(Dataset rows describing interfaces)
* * * *
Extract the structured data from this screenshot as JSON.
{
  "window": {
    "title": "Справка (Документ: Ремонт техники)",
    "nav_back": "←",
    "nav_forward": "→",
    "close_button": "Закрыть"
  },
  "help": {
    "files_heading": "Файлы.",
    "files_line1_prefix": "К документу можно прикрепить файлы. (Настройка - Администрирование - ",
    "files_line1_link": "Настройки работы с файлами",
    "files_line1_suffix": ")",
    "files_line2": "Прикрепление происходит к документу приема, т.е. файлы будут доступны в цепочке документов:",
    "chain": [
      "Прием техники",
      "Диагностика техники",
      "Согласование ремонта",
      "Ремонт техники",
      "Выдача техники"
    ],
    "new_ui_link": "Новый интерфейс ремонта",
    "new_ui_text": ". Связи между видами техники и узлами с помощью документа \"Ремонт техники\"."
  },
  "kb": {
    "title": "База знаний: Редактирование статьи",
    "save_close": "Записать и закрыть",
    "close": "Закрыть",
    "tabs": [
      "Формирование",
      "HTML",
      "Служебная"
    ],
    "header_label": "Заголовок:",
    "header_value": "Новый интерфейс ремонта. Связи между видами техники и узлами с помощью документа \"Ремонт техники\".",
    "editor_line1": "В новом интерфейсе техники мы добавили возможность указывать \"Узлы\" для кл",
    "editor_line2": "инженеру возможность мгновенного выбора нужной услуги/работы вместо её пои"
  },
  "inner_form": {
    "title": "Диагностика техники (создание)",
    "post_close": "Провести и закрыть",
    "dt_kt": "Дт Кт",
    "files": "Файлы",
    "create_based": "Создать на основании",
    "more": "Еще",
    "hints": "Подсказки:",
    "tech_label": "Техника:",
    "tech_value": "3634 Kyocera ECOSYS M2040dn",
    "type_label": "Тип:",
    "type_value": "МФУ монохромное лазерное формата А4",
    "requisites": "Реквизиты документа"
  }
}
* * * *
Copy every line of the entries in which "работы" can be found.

**RESPONSE AREA**
    "files_line1_link": "Настройки работы с файлами",
    "editor_line2": "инженеру возможность мгновенного выбора нужной услуги/работы вместо её пои"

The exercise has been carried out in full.